“One other thing, Mom. Do you think the drug store has something to help me get rid of these pimples? It’s embarrassing. And while we’re there, can we get some kind of gel that will keep my hair in place?”
Mom said, “I’m sure they do, Johnny, we’ll stop by and ask Mr. Katz at the drug store on the way to the Gap. I’m glad to see you’re growing up.” If she only knew.
“The Gap? I was thinking more in terms of Banana Republic, Mom.”
“That’s a little too old for you, Johnny. Let’s start with the Gap.”
“OK, but I want real pants—no more dungarees.” That’s good old Mom, always trying to keep me from growing up. Too bad, Mom, I’m going to any way.
I grabbed my father in the hallway leading to his den after breakfast, before he went to work and said, “Dad, can I talk to you?”
Dad looked at me fearfully and said, “What’s wrong, Johnny? Do you think we have to have that little talk about using protection now?”
“No, nothing like that, Dad. I just wanted your opinion on whether I have to start shaving yet, and if so, what do I do for a razor?”
“I hope you realize once you start, you’ll have to shave every day, Johnny.”
“What do you mean everyday? I was planning on once a week, Dad.”
“Doesn’t work like that. I’m afraid your beard will grow all the time, Johnny. You will need to shave every day to be clean shaven, otherwise you’re going to end up with a scruffy red beard.”
I said, “It doesn’t work like that? Are you sure, Dad? Oh, okay, can you get me a razor, blades and shaving cream?”
“I’ll stop at the drugstore today on my way home and fix you up, Johnny,”
“Thanks, Dad, this growing up thing is hell.”
I couldn’t wait to show Alice my transformation the next day. She was waiting for me under our favorite five star maple tree in the schoolyard. “So, Alice, what do you think of the new me?”
“I really like it, Johnny.” Alice said. “You look great. Your new clothes are cool. I love the blue shirt and khaki pants. What happened to your face?”
“I cut myself shaving. It’s no big deal. Listen, Alice, I wanted to ask your opinion on something. We have been going together for almost two weeks now, and I wondered when you think the appropriate time would be for us to kiss?”
Alice smiled and put her arms tenderly around my neck. She drew me to her and said, “Right now would be fine, Johnny.” I didn’t notice if any of the other kids were watching us. I don’t care.
We kissed and our tongues entered each other’s mouths, mixing juices and saliva, and only occasionally getting caught on invisible braces. I felt myself getting hard, and tried to pull away at first in embarrassment, but Alice held me close. She smells so good. We stood there, holding each other tight and kissing for a long time, my passion increasing with every passing moment. I didn’t know I could feel so deeply, so intensely. This must be as good as life gets. I’m in love.
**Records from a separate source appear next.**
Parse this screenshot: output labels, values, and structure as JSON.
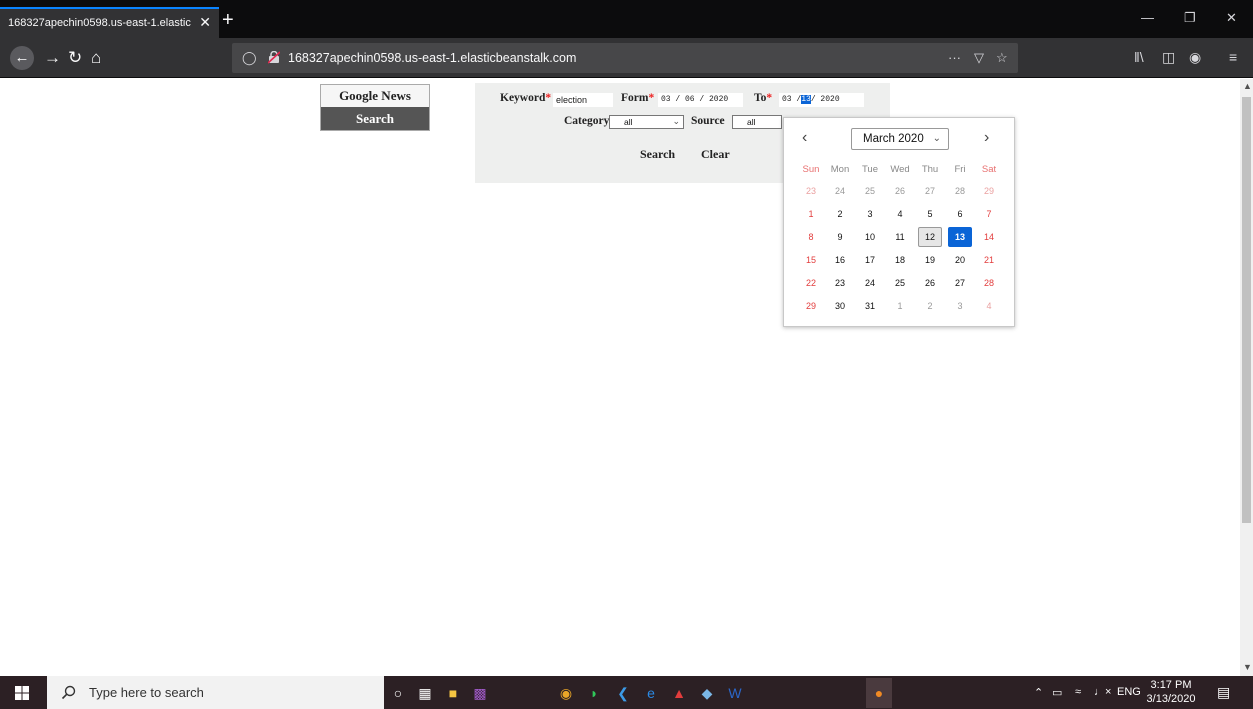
{
  "browser": {
    "tab_title": "168327apechin0598.us-east-1.elastic",
    "tab_close": "✕",
    "new_tab": "+",
    "url": "168327apechin0598.us-east-1.elasticbeanstalk.com",
    "page_actions": "···",
    "minimize": "—",
    "restore": "❐",
    "close": "✕"
  },
  "page": {
    "panel_title": "Google News",
    "panel_search": "Search",
    "form": {
      "keyword_label": "Keyword",
      "keyword_value": "election",
      "form_label": "Form",
      "form_value": "03 / 06 / 2020",
      "to_label": "To",
      "to_value_prefix": "03 /",
      "to_value_day": "13",
      "to_value_suffix": "/ 2020",
      "required_mark": "*",
      "category_label": "Category",
      "category_value": "all",
      "source_label": "Source",
      "source_value": "all",
      "search_button": "Search",
      "clear_button": "Clear"
    }
  },
  "datepicker": {
    "month_label": "March 2020",
    "prev": "‹",
    "next": "›",
    "weekdays": [
      "Sun",
      "Mon",
      "Tue",
      "Wed",
      "Thu",
      "Fri",
      "Sat"
    ],
    "weeks": [
      [
        "23",
        "24",
        "25",
        "26",
        "27",
        "28",
        "29"
      ],
      [
        "1",
        "2",
        "3",
        "4",
        "5",
        "6",
        "7"
      ],
      [
        "8",
        "9",
        "10",
        "11",
        "12",
        "13",
        "14"
      ],
      [
        "15",
        "16",
        "17",
        "18",
        "19",
        "20",
        "21"
      ],
      [
        "22",
        "23",
        "24",
        "25",
        "26",
        "27",
        "28"
      ],
      [
        "29",
        "30",
        "31",
        "1",
        "2",
        "3",
        "4"
      ]
    ],
    "today": "12",
    "selected": "13"
  },
  "taskbar": {
    "search_placeholder": "Type here to search",
    "language": "ENG",
    "time": "3:17 PM",
    "date": "3/13/2020"
  },
  "colors": {
    "accent": "#0a64d6",
    "weekend": "#e23c3c",
    "required": "#e22222"
  }
}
The best part is I didn’t have to say oops once. I guess my clumsy stage is coming to an end, at least with my darling Alice. I’m fourteen, that’s not too young to be in love, is it? Watch out world, I’m growing up. There’s no stopping me now.